■ **Problem requirements**
For the entries below, how many lines contain the word "icon"? Reply with the number and nothing else.

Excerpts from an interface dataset
◆ ◆ ◆ ◆ ◆ ◆ ◆
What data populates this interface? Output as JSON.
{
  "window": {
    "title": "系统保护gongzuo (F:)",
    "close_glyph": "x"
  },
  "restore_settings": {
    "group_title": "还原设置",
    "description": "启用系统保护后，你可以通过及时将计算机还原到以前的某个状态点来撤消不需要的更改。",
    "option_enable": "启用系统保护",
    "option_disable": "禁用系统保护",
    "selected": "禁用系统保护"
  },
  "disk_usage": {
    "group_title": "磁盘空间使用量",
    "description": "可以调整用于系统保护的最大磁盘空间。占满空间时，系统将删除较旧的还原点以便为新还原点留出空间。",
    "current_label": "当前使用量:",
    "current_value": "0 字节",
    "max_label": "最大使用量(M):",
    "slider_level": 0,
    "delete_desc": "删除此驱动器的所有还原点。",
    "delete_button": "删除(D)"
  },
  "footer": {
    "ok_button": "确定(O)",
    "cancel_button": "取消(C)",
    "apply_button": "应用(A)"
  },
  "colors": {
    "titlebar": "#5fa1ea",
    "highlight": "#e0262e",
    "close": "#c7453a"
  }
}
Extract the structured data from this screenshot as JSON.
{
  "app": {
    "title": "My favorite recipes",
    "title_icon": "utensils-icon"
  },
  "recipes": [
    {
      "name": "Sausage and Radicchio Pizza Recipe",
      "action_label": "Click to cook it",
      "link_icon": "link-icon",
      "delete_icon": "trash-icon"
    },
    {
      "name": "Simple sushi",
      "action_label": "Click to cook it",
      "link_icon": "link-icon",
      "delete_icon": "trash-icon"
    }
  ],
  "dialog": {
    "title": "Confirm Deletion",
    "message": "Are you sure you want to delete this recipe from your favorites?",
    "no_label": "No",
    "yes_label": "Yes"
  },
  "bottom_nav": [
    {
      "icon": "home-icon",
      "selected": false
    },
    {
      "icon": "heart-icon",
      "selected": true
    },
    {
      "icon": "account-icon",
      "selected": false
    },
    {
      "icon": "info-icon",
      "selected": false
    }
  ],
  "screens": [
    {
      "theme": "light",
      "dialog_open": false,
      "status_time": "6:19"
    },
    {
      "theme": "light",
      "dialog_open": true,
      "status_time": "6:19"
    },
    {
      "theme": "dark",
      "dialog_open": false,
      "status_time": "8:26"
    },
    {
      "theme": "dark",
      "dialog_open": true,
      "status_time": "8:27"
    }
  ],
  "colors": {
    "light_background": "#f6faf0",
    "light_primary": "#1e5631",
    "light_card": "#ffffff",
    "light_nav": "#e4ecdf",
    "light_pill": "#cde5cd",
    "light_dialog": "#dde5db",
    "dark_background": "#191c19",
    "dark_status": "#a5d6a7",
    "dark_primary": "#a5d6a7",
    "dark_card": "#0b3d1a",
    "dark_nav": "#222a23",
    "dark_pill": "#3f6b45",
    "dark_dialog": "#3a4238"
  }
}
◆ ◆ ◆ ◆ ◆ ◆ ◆
■ **Problem solution**
9